# WHAT THE TASK REQUIRES
Copy each line below that includes "screenshot".

# INFORMATION GIVEN
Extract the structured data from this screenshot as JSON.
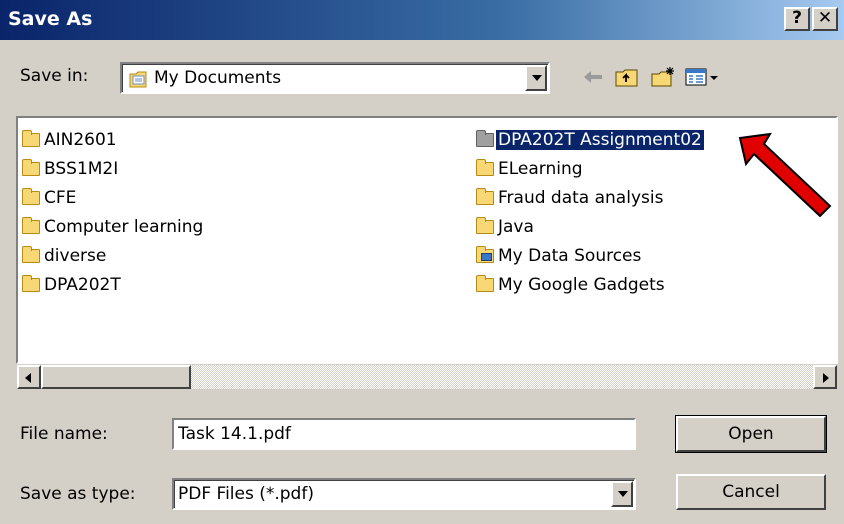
{
  "window": {
    "title": "Save As",
    "help_label": "?",
    "close_label": "✕"
  },
  "toolbar": {
    "save_in_label": "Save in:",
    "location": "My Documents"
  },
  "files": {
    "col1": [
      {
        "name": "AIN2601",
        "icon": "folder-icon"
      },
      {
        "name": "BSS1M2I",
        "icon": "folder-icon"
      },
      {
        "name": "CFE",
        "icon": "folder-icon"
      },
      {
        "name": "Computer learning",
        "icon": "folder-icon"
      },
      {
        "name": "diverse",
        "icon": "folder-icon"
      },
      {
        "name": "DPA202T",
        "icon": "folder-icon"
      }
    ],
    "col2": [
      {
        "name": "DPA202T Assignment02",
        "icon": "folder-icon",
        "selected": true
      },
      {
        "name": "ELearning",
        "icon": "folder-icon"
      },
      {
        "name": "Fraud data analysis",
        "icon": "folder-icon"
      },
      {
        "name": "Java",
        "icon": "folder-icon"
      },
      {
        "name": "My Data Sources",
        "icon": "data-sources-icon"
      },
      {
        "name": "My Google Gadgets",
        "icon": "folder-icon"
      }
    ]
  },
  "form": {
    "file_name_label": "File name:",
    "file_name_value": "Task 14.1.pdf",
    "save_type_label": "Save as type:",
    "save_type_value": "PDF Files (*.pdf)"
  },
  "buttons": {
    "open": "Open",
    "cancel": "Cancel"
  },
  "colors": {
    "title_gradient_start": "#0a246a",
    "selection": "#0a246a",
    "annotation_arrow": "#e00000",
    "dialog_face": "#d4d0c8"
  }
}
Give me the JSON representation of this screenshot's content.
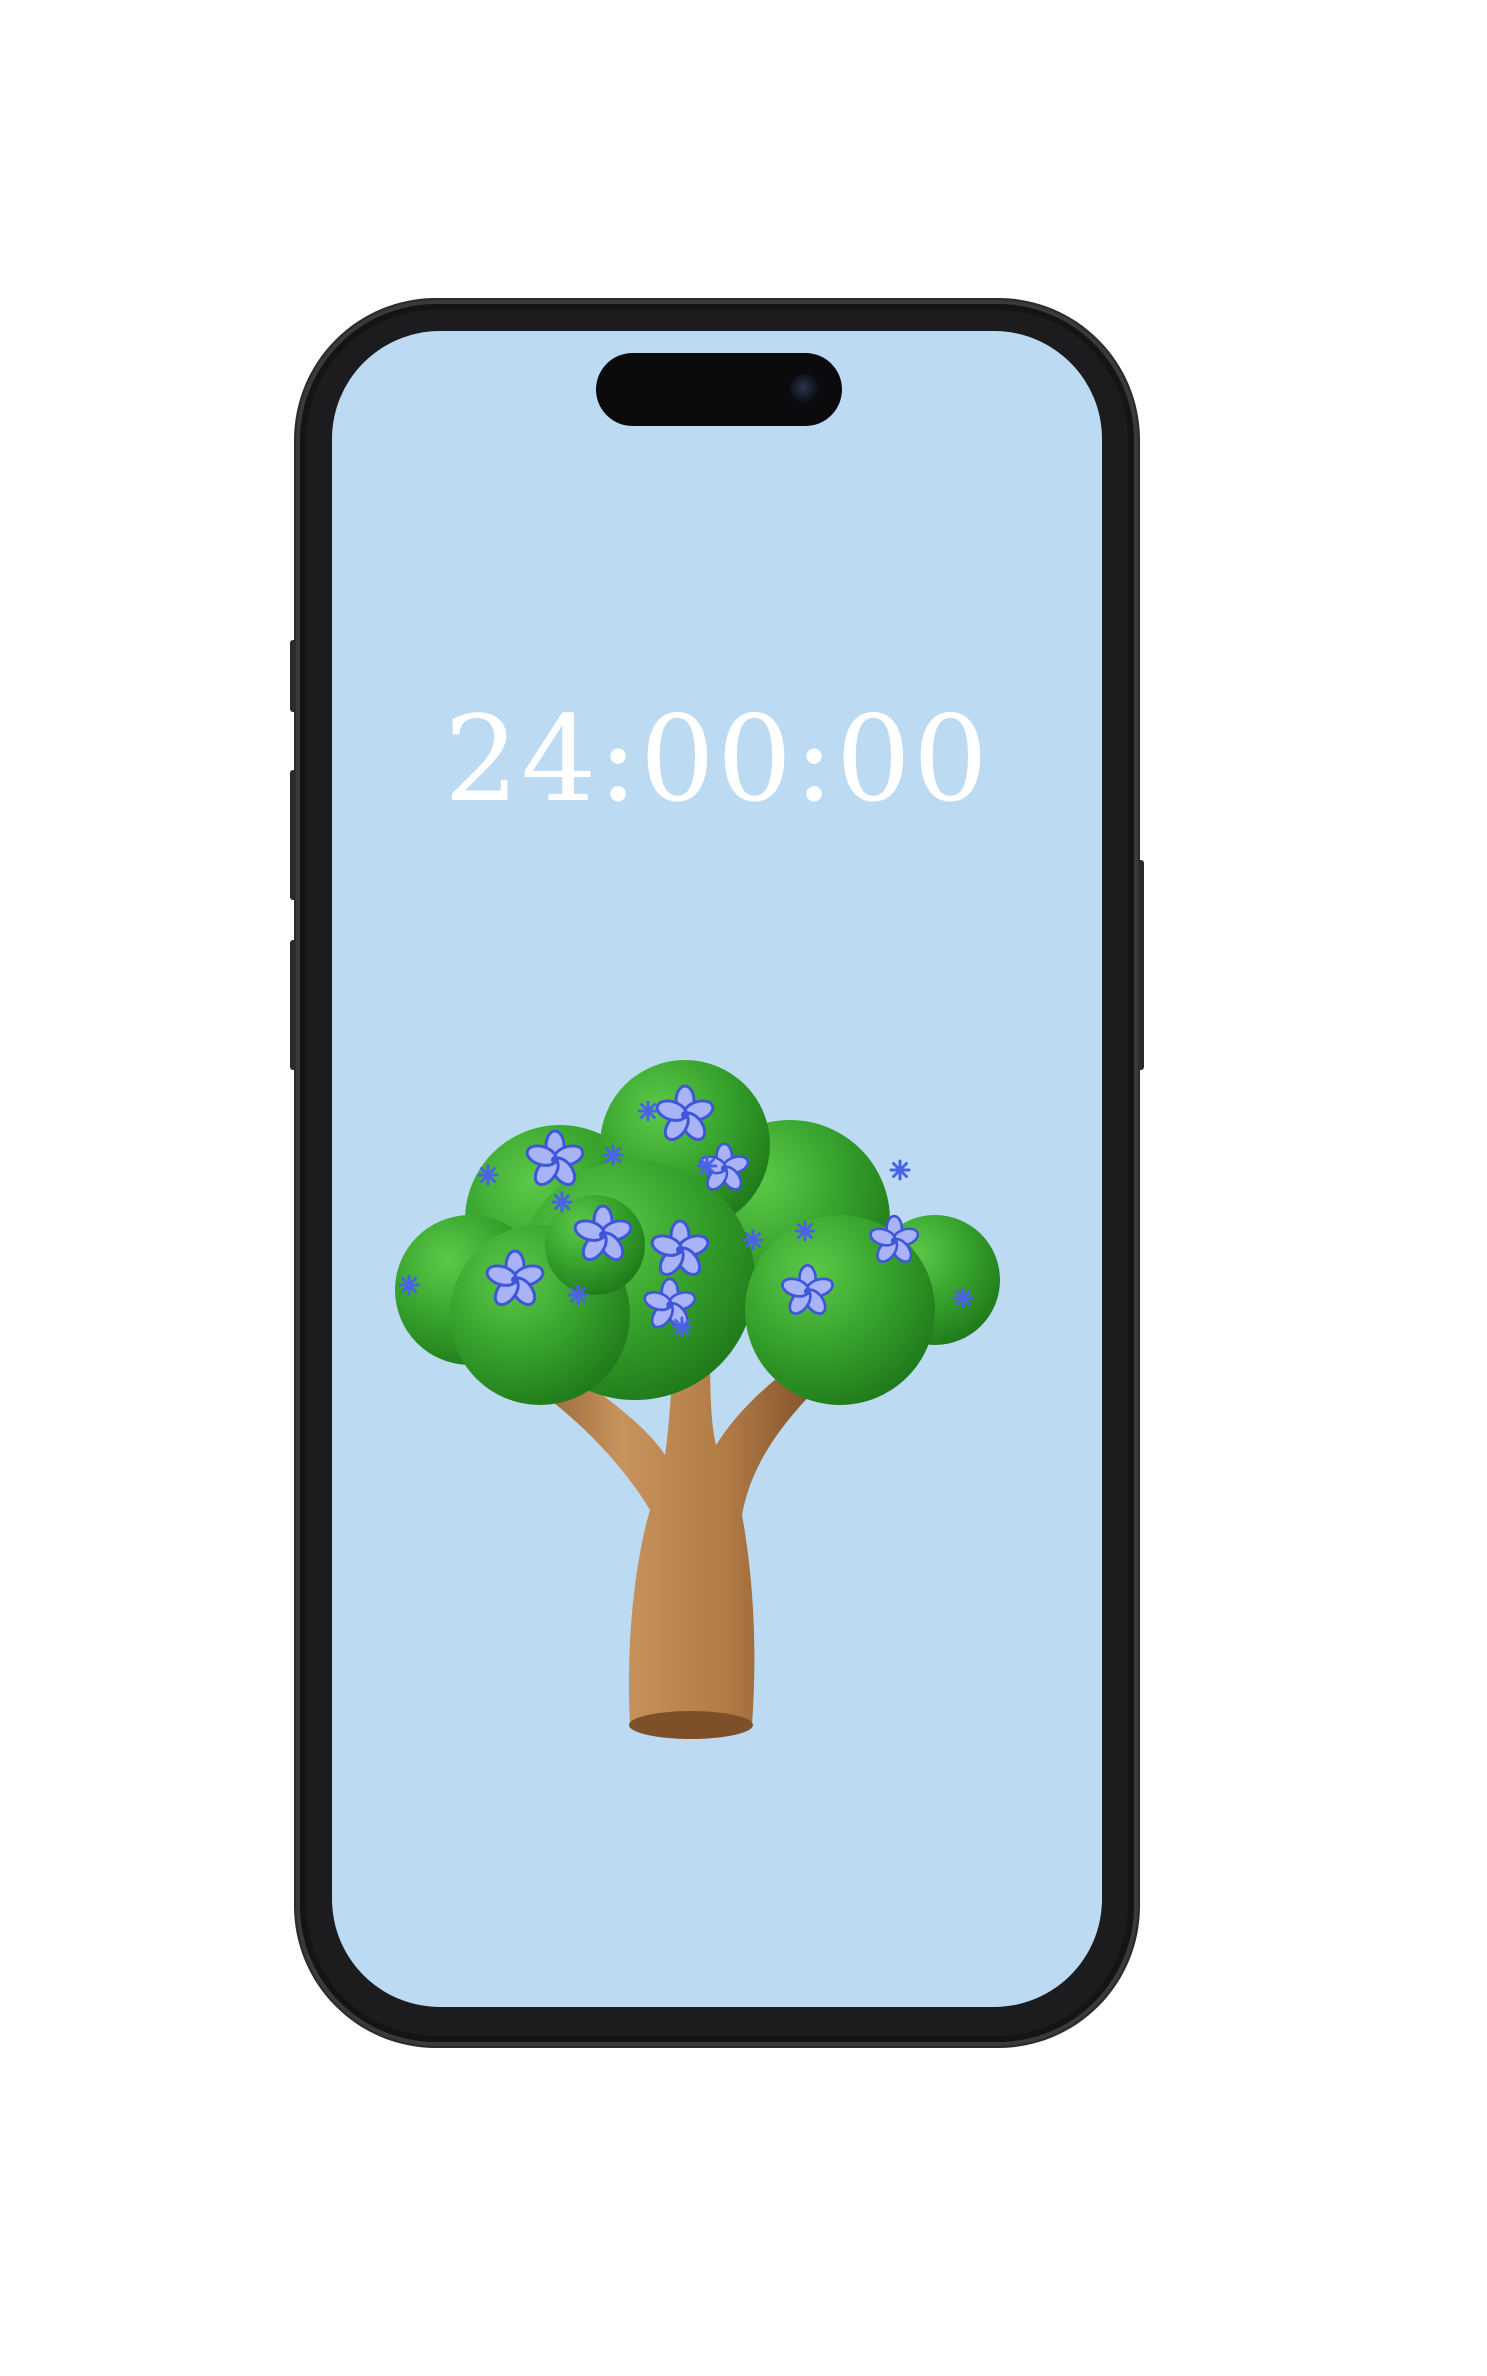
{
  "lock_screen": {
    "time": "24:00:00"
  },
  "wallpaper": {
    "subject": "tree-icon"
  },
  "colors": {
    "screen_background": "#bcdaf2",
    "phone_frame": "#1c1c1e",
    "clock_text": "#ffffff",
    "foliage": "#3aa62e",
    "trunk": "#b07a45",
    "flower": "#5a6ee8"
  }
}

# EXERCISE ANSWER
Extract the structured data from this screenshot as JSON.
Give me the JSON representation of this screenshot's content.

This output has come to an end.